- Waterdrop, the maker of hydrating sugar-free cubes with fruits and vitamins, is launching a product to support endurance and recovery.
- The newest dissolvable cubes called Microlytes contain five electrolytes and nine vitamins. The brand said the key difference between Microlytes and traditional sports drinks is its product doesn’t have sugar or caffeine, and it has a lower environmental footprint.
- Increasingly, consumers are looking for food and beverage products that not only have functional benefits but exhibit attributes that mirror their own beliefs.
Waterdrop was founded in 2016 to boost water consumption while simultaneously reducing the amount of plastic used to create the bottles containing the liquid. By switching from plastic bottles to Waterdrop’s cubes and reusable bottles, the company claims consumers can reduce their carbon dioxide emissions and plastic use by 98%.
Similar to water bottles, some energy drink packaging has drawn criticism for the amount of waste it generates.
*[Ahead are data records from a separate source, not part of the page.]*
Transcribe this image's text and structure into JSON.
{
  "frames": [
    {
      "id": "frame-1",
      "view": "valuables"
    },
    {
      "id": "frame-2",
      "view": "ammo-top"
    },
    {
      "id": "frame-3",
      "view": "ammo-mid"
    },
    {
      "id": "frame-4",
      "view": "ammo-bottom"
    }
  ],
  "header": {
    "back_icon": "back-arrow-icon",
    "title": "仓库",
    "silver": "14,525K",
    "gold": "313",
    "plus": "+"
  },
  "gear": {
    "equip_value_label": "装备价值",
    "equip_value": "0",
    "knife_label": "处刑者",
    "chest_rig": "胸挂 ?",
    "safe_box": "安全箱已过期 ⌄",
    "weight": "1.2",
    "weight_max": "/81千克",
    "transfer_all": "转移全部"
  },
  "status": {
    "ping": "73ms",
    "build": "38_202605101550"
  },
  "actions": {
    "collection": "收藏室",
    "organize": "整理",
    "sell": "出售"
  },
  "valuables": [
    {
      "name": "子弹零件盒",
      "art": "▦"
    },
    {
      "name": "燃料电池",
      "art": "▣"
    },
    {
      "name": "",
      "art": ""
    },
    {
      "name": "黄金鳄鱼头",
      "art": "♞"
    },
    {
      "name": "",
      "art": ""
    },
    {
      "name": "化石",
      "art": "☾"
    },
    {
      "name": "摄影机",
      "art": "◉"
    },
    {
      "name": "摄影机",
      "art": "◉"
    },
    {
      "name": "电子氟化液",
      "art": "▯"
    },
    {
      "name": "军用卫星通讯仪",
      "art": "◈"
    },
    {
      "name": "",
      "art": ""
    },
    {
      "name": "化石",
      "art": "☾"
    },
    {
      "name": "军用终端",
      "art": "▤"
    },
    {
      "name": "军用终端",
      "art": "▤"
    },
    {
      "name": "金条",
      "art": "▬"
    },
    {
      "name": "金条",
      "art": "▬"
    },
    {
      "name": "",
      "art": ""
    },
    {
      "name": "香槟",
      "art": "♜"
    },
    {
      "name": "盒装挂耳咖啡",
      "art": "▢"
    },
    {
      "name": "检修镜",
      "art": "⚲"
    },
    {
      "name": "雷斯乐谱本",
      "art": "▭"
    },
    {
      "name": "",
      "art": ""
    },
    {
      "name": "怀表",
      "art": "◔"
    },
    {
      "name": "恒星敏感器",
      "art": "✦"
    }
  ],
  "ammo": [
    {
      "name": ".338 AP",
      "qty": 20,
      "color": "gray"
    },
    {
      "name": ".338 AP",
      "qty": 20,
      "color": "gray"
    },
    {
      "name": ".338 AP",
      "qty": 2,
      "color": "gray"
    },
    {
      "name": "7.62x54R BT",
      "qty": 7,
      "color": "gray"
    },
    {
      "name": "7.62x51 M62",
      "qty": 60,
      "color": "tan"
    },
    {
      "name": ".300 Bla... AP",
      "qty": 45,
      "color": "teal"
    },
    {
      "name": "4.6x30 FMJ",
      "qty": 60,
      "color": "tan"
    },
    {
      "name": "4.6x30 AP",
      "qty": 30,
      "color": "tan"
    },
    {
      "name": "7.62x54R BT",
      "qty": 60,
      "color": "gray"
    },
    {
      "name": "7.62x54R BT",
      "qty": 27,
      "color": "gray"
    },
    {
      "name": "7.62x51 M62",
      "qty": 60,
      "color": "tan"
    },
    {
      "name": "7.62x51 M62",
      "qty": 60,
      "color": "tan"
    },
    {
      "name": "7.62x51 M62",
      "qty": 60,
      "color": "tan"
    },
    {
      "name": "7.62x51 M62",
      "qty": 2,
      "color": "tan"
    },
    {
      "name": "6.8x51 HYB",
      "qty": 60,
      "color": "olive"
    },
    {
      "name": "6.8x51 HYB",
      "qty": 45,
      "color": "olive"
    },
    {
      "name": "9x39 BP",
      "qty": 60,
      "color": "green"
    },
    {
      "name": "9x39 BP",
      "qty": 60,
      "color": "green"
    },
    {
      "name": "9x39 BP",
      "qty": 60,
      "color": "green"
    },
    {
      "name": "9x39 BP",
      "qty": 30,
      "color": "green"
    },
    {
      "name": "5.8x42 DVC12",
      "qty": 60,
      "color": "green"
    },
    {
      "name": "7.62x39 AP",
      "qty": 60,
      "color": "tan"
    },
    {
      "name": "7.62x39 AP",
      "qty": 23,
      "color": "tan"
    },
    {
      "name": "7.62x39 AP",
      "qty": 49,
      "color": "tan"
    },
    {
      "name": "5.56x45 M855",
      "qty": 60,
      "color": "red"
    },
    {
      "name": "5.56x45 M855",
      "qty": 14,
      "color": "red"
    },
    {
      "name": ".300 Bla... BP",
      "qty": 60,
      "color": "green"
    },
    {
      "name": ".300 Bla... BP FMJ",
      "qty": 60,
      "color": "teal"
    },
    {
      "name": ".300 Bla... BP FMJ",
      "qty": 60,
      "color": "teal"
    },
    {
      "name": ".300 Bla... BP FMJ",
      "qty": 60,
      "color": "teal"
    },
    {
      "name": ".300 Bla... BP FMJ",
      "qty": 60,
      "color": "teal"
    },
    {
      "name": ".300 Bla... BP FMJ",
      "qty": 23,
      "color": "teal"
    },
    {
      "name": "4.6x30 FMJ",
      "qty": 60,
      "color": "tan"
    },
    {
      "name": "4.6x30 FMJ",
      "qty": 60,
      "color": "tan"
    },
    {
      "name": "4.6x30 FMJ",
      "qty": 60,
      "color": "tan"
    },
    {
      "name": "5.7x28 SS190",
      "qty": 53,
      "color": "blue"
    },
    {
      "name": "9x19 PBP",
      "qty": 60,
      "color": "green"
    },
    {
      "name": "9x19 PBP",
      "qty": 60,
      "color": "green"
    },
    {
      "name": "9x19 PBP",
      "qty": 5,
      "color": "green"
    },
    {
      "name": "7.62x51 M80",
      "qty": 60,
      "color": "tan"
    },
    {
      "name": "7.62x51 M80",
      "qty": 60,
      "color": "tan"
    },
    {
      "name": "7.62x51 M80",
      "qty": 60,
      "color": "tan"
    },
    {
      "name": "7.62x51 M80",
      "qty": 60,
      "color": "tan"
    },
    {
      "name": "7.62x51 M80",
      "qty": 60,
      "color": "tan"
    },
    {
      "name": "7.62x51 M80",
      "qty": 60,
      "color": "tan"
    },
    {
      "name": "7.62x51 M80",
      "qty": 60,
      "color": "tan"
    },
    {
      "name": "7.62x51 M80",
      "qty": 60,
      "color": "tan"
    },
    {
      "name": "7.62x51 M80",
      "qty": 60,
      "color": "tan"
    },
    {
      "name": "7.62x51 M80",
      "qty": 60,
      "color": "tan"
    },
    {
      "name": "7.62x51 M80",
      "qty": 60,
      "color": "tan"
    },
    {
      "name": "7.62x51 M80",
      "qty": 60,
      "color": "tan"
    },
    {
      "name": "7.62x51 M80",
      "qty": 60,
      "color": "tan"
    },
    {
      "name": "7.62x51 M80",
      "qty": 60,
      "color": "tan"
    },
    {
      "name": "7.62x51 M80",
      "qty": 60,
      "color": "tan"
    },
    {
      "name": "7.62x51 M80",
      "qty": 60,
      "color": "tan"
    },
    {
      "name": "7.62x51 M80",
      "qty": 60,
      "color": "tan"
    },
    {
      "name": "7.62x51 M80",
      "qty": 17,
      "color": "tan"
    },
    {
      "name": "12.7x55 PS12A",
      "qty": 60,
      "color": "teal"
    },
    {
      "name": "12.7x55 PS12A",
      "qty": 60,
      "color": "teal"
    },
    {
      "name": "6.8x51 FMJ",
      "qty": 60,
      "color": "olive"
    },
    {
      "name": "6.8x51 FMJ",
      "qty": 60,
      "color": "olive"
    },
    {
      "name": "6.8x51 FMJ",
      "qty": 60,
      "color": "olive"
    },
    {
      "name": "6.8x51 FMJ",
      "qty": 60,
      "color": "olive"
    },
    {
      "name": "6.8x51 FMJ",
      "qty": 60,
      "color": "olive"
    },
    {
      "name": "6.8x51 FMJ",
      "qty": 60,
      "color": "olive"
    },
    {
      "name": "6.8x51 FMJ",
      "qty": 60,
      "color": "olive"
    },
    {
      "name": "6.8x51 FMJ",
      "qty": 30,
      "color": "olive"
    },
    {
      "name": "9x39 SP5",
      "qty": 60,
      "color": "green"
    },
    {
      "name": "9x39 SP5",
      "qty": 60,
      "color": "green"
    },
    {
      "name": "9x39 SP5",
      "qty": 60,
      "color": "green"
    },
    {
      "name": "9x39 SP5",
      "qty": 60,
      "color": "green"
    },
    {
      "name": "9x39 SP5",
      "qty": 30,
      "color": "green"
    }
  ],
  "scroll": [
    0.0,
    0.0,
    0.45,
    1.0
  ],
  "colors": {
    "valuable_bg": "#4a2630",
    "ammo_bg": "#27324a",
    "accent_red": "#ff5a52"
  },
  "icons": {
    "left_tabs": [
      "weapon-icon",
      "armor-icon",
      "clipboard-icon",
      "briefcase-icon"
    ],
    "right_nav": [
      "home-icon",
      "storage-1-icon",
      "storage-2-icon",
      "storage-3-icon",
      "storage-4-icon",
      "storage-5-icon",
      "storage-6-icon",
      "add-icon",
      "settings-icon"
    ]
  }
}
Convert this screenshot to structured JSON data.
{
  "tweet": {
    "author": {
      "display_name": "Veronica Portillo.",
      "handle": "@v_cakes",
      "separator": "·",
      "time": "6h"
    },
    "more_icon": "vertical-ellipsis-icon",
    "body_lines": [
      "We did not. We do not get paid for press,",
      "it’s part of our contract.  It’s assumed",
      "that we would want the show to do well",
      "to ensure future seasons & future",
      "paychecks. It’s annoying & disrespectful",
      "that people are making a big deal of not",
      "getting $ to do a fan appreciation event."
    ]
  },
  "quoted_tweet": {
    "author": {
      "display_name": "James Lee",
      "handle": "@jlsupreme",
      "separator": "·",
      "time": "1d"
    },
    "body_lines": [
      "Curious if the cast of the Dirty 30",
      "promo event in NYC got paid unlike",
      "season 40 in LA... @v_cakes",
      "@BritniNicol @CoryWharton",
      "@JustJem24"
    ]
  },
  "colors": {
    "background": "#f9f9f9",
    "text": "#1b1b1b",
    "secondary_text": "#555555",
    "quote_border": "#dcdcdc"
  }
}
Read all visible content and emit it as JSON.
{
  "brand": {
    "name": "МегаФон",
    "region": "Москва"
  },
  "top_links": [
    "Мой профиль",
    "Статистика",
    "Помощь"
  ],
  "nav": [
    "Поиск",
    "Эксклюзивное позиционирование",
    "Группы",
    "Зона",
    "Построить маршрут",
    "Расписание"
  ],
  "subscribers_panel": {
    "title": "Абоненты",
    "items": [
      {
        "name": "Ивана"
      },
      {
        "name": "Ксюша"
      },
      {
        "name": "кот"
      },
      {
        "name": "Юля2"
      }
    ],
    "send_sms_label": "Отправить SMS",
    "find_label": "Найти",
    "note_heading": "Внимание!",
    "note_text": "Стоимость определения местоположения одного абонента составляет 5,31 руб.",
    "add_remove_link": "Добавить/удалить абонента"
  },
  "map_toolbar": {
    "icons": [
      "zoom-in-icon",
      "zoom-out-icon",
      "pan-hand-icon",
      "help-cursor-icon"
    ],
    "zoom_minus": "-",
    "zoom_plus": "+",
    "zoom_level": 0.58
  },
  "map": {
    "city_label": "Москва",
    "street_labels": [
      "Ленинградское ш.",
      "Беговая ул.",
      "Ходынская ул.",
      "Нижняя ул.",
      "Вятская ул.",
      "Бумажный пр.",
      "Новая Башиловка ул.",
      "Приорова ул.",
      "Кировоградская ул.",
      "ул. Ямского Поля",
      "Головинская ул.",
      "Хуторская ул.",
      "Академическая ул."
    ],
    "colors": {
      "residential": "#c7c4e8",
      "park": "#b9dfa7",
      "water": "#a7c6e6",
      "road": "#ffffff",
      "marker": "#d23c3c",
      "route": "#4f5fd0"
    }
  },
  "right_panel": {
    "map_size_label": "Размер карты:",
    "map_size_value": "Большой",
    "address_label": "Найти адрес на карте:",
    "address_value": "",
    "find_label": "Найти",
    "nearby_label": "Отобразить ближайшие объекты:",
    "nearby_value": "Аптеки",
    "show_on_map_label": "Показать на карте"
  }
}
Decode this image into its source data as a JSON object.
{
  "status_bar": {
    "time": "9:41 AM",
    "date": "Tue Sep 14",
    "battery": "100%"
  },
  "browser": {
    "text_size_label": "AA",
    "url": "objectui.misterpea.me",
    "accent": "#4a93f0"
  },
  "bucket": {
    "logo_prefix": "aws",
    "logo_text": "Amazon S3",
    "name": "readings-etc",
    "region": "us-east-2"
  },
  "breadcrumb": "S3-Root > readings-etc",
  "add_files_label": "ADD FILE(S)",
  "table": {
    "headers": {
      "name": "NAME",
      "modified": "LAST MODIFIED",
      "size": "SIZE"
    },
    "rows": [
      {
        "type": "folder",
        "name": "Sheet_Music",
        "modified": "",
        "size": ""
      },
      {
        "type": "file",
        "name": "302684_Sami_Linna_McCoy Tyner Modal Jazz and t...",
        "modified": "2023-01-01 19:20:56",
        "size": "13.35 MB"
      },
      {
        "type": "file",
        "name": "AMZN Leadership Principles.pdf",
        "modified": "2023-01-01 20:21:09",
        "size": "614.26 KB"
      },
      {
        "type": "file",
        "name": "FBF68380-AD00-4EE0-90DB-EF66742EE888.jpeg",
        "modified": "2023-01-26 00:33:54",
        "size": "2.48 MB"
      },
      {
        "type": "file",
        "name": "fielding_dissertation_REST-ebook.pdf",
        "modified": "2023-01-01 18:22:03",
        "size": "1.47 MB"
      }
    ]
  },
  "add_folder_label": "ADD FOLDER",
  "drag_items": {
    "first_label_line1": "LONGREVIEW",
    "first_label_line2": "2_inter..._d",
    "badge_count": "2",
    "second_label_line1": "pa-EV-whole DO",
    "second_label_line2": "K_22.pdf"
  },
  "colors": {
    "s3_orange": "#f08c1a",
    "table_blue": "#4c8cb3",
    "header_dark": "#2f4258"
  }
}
Microlytes is going up against some of these juggernauts such as PepsiCo’s Gatorade, as well as Powerade, BodyArmor and VitaminWater, all owned by Coca-Cola, who have deeper pockets along with broader distribution and market recognition.
Earlier this year, PepsiCo introduced Gatorade Fit with no added sugar, artificial flavors or sweeteners or added colors. It has 100% of the daily value of antioxidant vitamins A and C, as well as electrolytes sourced from watermelon and sea salt. And last year, the health science division of Nestlé acquired Nuun, which provides dissolvable hydration tabs aimed at athletes.
Microlytes will carve out its niche with people who value the sustainability aspect of the product, the presence of Zinc, electrolytes and vitamins and the absence of caffeine or sugar, the latter of which more people are increasingly trying to curtail.
However, unlike a container of Gatorade, for example, that can be conveniently purchased from a store or pantry and then immediately consumed, Microlytes users must first take the cube — which is available in melon, grapefruit and blueberry flavors — and dissolve it in a bottle. A 12-pack of cubes costs $14 on Waterdrop’s website, while its sports bottle goes for $45.